When education leaders in New York state decided to require all students to pass five Regents' examinations to get a high school diploma, many observers worried about the consequences. After all, the Regents' exams were generally considered the most rigorous graduation tests in the nation. Logic suggested that—without some remarkable improvements—either the exams would become far easier or there would be a massive failure rate, especially in the big cities, where only one out of four students earned a Regents' diploma.
The early results suggest that the Regents' tests have become easier. A remarkable 96 percent of the state's high school seniors passed the English Regents' exam last January (compared to 65 percent in 1997). High school teachers in New York City complained to the New York Times that the new Regents' exams were a snap. One social studies teacher said of the global history exam that, "students who did no work all semester, who failed tests all year, passed this exam handily." An English teacher complained that teachers were required to give credit for essays that were "barely comprehensible." The state, she feared, was "legitimizing illiteracy."
Sadly, the Regents' exams now resemble the tests that are given to most American students in history and English, in which students are seldom expected to have any background knowledge.
In today's social studies tests, for example, students typically are directed to look at a cartoon and select a multiple choice answer that best describes the point of the cartoon. They are shown a simple bar graph and asked a multiple-choice question about the meaning of the graph. The graph may be about events in the 1920s, but it requires no knowledge of the period to read the graph. They may be given a long quotation from some historical figure and asked to explain it, which they can do without knowing anything about the speaker or his era.
Today's English tests never ask questions about literature, except for poems or short passages that are included on the test. Test writers cannot assume that students have previously read anything in particular. Few states require students to read any specific author or literary work.
Making the tests easier avoids political problems. Making tests content-free produces a population that has general skills yet is ignorant of history and literature. Neither is a good direction for a democratic society.
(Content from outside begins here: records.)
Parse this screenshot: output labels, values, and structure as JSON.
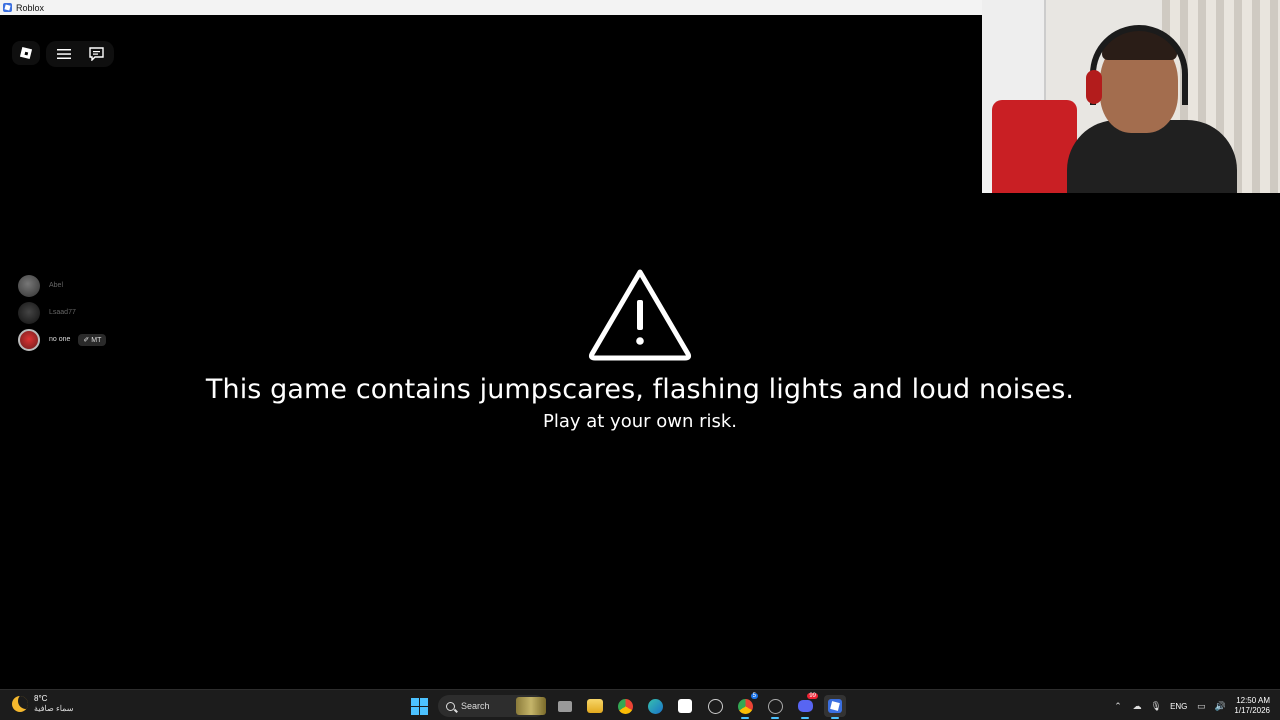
{
  "window": {
    "title": "Roblox"
  },
  "players": [
    {
      "name": "Abel"
    },
    {
      "name": "Lsaad77"
    },
    {
      "name": "no one",
      "badge": "MT"
    }
  ],
  "warning": {
    "title": "This game contains jumpscares, flashing lights and loud noises.",
    "subtitle": "Play at your own risk."
  },
  "taskbar": {
    "weather": {
      "temp": "8°C",
      "condition": "سماء صافية"
    },
    "search_label": "Search",
    "apps": [
      "widgets",
      "task-view",
      "file-explorer",
      "chrome",
      "edge",
      "microsoft-store",
      "chatgpt",
      "chrome-profile",
      "openai",
      "discord",
      "roblox"
    ],
    "badges": {
      "chrome-profile": "5",
      "discord": "99"
    },
    "tray": {
      "language": "ENG",
      "time": "12:50 AM",
      "date": "1/17/2026"
    }
  },
  "colors": {
    "accent": "#4cc2ff",
    "roblox_blue": "#3b6fe0",
    "warning": "#ffffff"
  }
}
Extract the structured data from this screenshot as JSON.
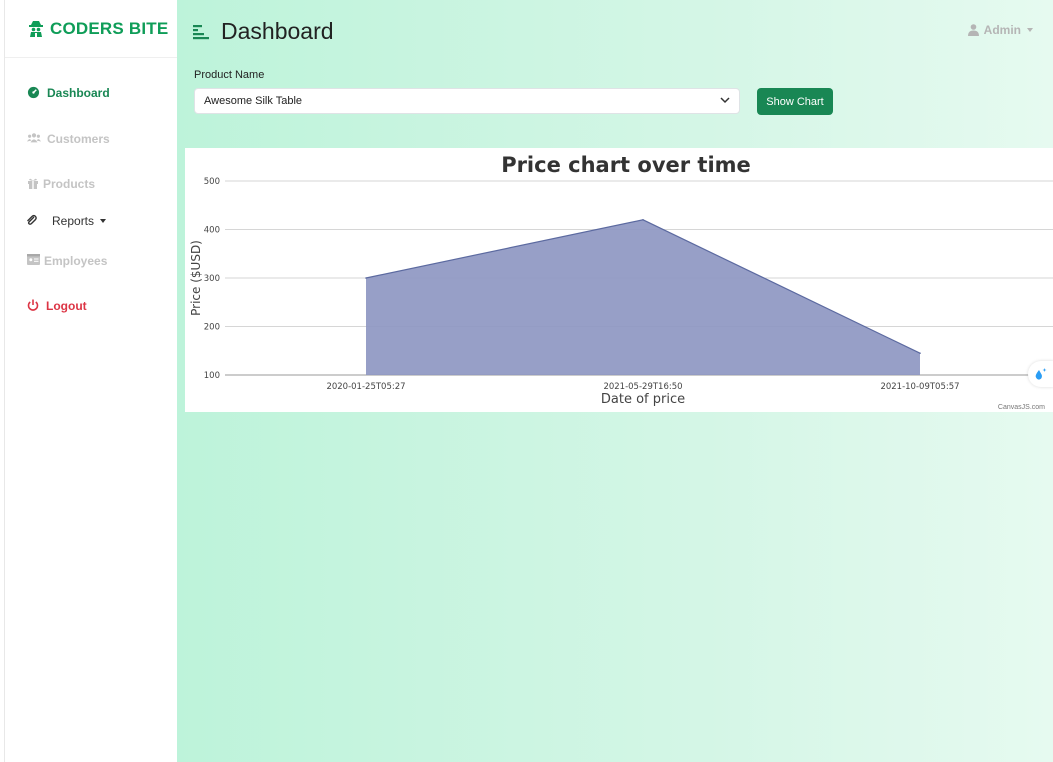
{
  "brand": {
    "name": "CODERS BITE",
    "icon": "spy-icon",
    "color": "#0f9d58"
  },
  "sidebar": {
    "items": [
      {
        "label": "Dashboard",
        "icon": "tachometer-icon",
        "active": true
      },
      {
        "label": "Customers",
        "icon": "users-icon"
      },
      {
        "label": "Products",
        "icon": "gift-icon"
      },
      {
        "label": "Reports",
        "icon": "paperclip-icon",
        "dropdown": true
      },
      {
        "label": "Employees",
        "icon": "id-card-icon"
      },
      {
        "label": "Logout",
        "icon": "power-icon"
      }
    ]
  },
  "header": {
    "title": "Dashboard",
    "menu_icon": "align-left-icon",
    "user": "Admin",
    "user_icon": "user-icon"
  },
  "form": {
    "label": "Product Name",
    "selected": "Awesome Silk Table",
    "button": "Show Chart"
  },
  "colors": {
    "accent": "#198754",
    "danger": "#dc3545",
    "area_fill": "#8e97c2",
    "area_line": "#5c6aa0"
  },
  "chart_data": {
    "type": "area",
    "title": "Price chart over time",
    "xlabel": "Date of price",
    "ylabel": "Price ($USD)",
    "x": [
      "2020-01-25T05:27",
      "2021-05-29T16:50",
      "2021-10-09T05:57"
    ],
    "values": [
      300,
      420,
      145
    ],
    "ylim": [
      100,
      500
    ],
    "yticks": [
      100,
      200,
      300,
      400,
      500
    ],
    "grid": true,
    "credit": "CanvasJS.com"
  }
}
The New York example demonstrates that the political system will not tolerate a denial of diplomas to large numbers of students. That is why it makes little sense to set a single bar for all students. A single standard will inevitably be a low standard. What is needed is a credential system with multiple gradations, for example, a local diploma, a state diploma, and a diploma with honors, each representing different levels of academic achievement. Standards for each level should be both challenging and realistic, making it possible to set goals that inspire all students to increase their efforts without turning the tests into a snap for most students.